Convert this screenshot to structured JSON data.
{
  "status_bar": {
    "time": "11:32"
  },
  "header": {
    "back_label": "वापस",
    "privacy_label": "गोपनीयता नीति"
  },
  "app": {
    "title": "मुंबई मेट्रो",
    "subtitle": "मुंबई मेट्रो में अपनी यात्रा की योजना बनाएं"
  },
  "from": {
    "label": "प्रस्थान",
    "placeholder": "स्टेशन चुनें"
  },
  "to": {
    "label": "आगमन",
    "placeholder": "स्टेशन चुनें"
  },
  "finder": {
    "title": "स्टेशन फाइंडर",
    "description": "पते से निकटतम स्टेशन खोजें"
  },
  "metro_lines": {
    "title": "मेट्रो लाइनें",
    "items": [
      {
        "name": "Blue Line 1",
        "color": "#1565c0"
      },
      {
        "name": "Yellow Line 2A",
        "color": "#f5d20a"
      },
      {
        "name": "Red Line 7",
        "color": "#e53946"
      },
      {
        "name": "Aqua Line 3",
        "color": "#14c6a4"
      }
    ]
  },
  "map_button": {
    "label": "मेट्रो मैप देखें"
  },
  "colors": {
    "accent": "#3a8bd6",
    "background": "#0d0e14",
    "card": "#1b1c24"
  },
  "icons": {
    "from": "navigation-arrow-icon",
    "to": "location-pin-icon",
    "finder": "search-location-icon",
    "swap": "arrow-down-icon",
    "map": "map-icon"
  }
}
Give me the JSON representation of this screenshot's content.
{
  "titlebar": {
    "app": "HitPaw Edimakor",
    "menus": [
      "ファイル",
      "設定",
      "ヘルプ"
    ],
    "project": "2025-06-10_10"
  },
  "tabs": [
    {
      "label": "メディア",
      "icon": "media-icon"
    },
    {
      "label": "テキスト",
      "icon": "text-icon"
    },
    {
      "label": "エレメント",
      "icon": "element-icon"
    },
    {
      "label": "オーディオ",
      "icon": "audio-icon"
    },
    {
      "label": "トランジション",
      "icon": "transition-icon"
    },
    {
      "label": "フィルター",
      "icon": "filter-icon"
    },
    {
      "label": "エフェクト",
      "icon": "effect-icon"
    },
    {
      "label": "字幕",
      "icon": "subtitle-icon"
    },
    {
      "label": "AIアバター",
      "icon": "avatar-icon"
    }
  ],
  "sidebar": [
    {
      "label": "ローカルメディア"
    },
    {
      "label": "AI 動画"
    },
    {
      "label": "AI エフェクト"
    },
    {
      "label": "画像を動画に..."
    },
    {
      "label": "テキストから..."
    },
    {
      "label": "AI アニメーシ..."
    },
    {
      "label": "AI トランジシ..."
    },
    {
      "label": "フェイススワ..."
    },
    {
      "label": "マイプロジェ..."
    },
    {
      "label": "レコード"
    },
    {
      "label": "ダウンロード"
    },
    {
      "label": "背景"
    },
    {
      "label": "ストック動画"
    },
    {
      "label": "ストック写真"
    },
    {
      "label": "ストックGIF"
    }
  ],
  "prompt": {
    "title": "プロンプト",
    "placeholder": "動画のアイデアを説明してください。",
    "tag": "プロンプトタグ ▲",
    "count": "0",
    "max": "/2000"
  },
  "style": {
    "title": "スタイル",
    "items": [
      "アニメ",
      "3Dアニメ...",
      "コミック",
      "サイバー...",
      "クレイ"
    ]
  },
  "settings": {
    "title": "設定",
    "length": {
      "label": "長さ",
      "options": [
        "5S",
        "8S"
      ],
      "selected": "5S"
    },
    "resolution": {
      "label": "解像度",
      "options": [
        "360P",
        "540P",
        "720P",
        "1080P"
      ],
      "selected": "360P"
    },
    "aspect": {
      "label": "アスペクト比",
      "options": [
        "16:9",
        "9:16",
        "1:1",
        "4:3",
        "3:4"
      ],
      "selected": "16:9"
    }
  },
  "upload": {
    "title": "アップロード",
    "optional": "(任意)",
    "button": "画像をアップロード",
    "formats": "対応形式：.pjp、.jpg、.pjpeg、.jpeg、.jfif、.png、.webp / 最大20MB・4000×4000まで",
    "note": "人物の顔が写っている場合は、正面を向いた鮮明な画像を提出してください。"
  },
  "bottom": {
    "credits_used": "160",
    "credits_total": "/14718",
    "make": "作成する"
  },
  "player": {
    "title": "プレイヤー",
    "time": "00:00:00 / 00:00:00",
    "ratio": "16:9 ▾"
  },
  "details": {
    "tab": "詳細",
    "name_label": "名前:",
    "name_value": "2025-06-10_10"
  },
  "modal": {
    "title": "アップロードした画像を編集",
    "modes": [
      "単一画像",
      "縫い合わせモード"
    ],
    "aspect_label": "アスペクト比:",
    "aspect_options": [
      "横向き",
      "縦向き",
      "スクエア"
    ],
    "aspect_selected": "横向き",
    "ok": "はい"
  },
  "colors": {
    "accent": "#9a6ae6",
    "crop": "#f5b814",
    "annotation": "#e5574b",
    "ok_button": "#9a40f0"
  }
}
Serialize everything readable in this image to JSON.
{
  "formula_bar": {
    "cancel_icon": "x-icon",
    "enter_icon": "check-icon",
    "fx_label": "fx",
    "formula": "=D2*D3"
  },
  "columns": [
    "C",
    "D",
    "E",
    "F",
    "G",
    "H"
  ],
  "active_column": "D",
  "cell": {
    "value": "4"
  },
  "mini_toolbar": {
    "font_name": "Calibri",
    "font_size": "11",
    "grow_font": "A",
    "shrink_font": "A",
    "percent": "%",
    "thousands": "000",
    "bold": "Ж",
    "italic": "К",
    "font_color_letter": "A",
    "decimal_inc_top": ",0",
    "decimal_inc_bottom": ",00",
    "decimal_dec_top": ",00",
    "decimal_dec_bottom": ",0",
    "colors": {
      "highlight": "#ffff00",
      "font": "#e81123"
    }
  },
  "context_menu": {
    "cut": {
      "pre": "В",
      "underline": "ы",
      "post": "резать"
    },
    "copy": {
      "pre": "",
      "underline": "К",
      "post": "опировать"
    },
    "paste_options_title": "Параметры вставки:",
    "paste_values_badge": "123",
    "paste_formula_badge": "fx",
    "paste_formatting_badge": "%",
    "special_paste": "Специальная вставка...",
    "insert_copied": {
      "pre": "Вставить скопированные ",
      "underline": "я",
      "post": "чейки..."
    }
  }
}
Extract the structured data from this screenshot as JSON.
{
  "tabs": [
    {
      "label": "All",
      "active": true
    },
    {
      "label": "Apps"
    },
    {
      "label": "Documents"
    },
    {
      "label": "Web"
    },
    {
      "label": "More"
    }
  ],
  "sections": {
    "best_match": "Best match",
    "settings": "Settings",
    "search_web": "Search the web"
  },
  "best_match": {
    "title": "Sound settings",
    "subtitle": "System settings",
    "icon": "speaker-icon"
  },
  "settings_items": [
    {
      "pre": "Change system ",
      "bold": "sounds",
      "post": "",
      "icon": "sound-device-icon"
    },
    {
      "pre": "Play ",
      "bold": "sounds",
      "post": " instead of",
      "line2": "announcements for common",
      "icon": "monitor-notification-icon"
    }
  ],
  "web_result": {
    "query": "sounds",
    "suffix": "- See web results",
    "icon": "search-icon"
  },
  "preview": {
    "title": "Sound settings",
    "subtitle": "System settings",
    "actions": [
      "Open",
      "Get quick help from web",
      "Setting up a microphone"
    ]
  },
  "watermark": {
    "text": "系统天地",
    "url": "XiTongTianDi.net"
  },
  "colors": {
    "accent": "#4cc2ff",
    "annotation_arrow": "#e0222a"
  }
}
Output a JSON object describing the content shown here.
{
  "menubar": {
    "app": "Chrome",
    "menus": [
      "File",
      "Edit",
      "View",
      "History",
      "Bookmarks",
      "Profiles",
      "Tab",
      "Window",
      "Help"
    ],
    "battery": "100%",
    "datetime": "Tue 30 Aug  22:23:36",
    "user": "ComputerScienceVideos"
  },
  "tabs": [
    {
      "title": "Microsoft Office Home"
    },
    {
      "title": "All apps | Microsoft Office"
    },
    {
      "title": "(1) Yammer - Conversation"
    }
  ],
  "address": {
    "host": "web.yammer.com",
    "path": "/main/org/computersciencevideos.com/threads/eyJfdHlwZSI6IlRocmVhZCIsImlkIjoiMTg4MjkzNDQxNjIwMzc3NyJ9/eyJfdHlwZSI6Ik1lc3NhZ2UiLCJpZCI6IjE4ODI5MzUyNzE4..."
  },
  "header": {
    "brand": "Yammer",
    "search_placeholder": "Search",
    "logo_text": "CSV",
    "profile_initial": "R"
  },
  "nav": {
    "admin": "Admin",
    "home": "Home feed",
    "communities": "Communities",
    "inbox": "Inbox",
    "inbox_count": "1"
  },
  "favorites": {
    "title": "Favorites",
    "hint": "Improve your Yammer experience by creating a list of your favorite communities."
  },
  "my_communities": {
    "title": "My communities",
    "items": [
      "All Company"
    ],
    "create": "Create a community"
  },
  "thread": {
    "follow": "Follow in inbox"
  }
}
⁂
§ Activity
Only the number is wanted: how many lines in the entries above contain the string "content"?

§ Your solution
2